Excerpts from an interface dataset
= = = = = = =

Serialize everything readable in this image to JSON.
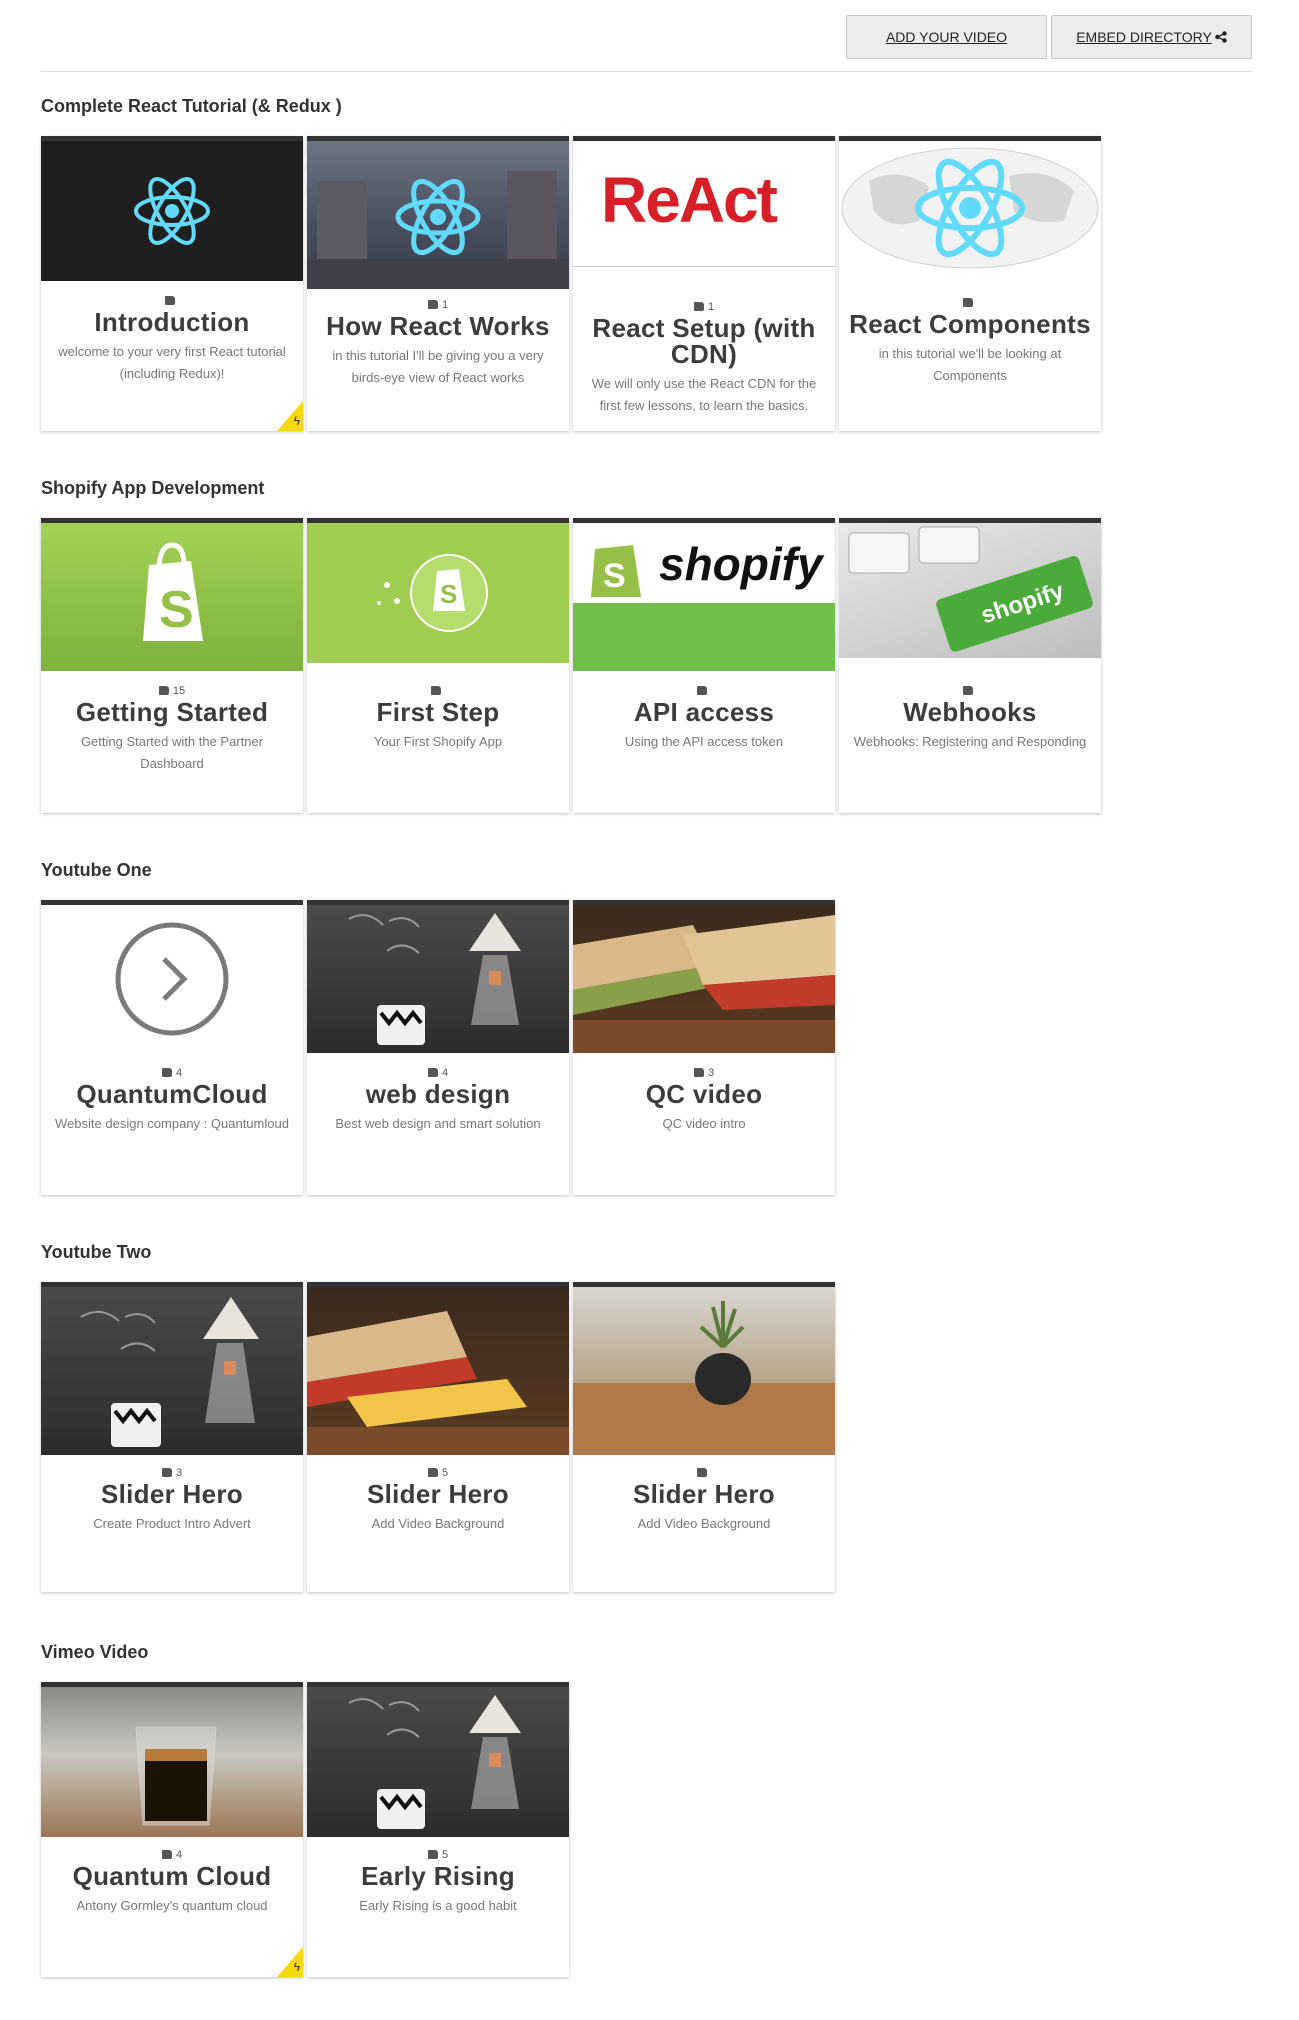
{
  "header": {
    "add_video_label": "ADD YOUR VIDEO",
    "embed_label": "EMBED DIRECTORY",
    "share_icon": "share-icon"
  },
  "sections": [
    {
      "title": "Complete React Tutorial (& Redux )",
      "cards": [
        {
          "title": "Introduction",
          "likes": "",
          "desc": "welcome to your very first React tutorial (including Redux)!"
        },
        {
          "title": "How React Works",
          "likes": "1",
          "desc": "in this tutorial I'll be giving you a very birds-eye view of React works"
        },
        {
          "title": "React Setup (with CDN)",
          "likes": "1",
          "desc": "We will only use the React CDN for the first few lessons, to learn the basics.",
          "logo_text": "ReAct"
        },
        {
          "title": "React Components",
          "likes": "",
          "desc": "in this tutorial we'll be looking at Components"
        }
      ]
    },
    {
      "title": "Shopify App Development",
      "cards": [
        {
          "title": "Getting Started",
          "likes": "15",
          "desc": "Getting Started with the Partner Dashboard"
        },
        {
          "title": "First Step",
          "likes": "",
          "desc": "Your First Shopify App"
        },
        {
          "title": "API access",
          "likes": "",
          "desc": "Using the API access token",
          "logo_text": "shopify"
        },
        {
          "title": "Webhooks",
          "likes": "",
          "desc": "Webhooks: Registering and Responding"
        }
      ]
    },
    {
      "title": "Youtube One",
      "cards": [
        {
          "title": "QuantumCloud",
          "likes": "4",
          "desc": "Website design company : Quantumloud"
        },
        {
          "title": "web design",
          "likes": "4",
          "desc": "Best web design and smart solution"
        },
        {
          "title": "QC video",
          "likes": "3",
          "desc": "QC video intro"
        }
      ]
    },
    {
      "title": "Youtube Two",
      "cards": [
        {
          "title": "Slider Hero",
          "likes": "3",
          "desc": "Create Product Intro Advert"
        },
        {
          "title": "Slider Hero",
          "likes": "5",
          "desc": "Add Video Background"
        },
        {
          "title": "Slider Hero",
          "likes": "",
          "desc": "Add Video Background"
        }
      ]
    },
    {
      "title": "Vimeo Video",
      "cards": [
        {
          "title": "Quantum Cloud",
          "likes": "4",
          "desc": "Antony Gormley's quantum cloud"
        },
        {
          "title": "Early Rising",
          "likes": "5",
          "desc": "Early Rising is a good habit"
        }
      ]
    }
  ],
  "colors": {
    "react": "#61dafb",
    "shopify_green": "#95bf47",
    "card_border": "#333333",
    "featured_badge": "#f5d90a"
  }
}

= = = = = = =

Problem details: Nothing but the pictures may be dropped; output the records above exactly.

Response to the exercise:
Serialize everything readable in this image to JSON.
{
  "header": {
    "add_video_label": "ADD YOUR VIDEO",
    "embed_label": "EMBED DIRECTORY",
    "share_icon": "share-icon"
  },
  "sections": [
    {
      "title": "Complete React Tutorial (& Redux )",
      "cards": [
        {
          "title": "Introduction",
          "likes": "",
          "desc": "welcome to your very first React tutorial (including Redux)!"
        },
        {
          "title": "How React Works",
          "likes": "1",
          "desc": "in this tutorial I'll be giving you a very birds-eye view of React works"
        },
        {
          "title": "React Setup (with CDN)",
          "likes": "1",
          "desc": "We will only use the React CDN for the first few lessons, to learn the basics.",
          "logo_text": "ReAct"
        },
        {
          "title": "React Components",
          "likes": "",
          "desc": "in this tutorial we'll be looking at Components"
        }
      ]
    },
    {
      "title": "Shopify App Development",
      "cards": [
        {
          "title": "Getting Started",
          "likes": "15",
          "desc": "Getting Started with the Partner Dashboard"
        },
        {
          "title": "First Step",
          "likes": "",
          "desc": "Your First Shopify App"
        },
        {
          "title": "API access",
          "likes": "",
          "desc": "Using the API access token",
          "logo_text": "shopify"
        },
        {
          "title": "Webhooks",
          "likes": "",
          "desc": "Webhooks: Registering and Responding"
        }
      ]
    },
    {
      "title": "Youtube One",
      "cards": [
        {
          "title": "QuantumCloud",
          "likes": "4",
          "desc": "Website design company : Quantumloud"
        },
        {
          "title": "web design",
          "likes": "4",
          "desc": "Best web design and smart solution"
        },
        {
          "title": "QC video",
          "likes": "3",
          "desc": "QC video intro"
        }
      ]
    },
    {
      "title": "Youtube Two",
      "cards": [
        {
          "title": "Slider Hero",
          "likes": "3",
          "desc": "Create Product Intro Advert"
        },
        {
          "title": "Slider Hero",
          "likes": "5",
          "desc": "Add Video Background"
        },
        {
          "title": "Slider Hero",
          "likes": "",
          "desc": "Add Video Background"
        }
      ]
    },
    {
      "title": "Vimeo Video",
      "cards": [
        {
          "title": "Quantum Cloud",
          "likes": "4",
          "desc": "Antony Gormley's quantum cloud"
        },
        {
          "title": "Early Rising",
          "likes": "5",
          "desc": "Early Rising is a good habit"
        }
      ]
    }
  ],
  "colors": {
    "react": "#61dafb",
    "shopify_green": "#95bf47",
    "card_border": "#333333",
    "featured_badge": "#f5d90a"
  }
}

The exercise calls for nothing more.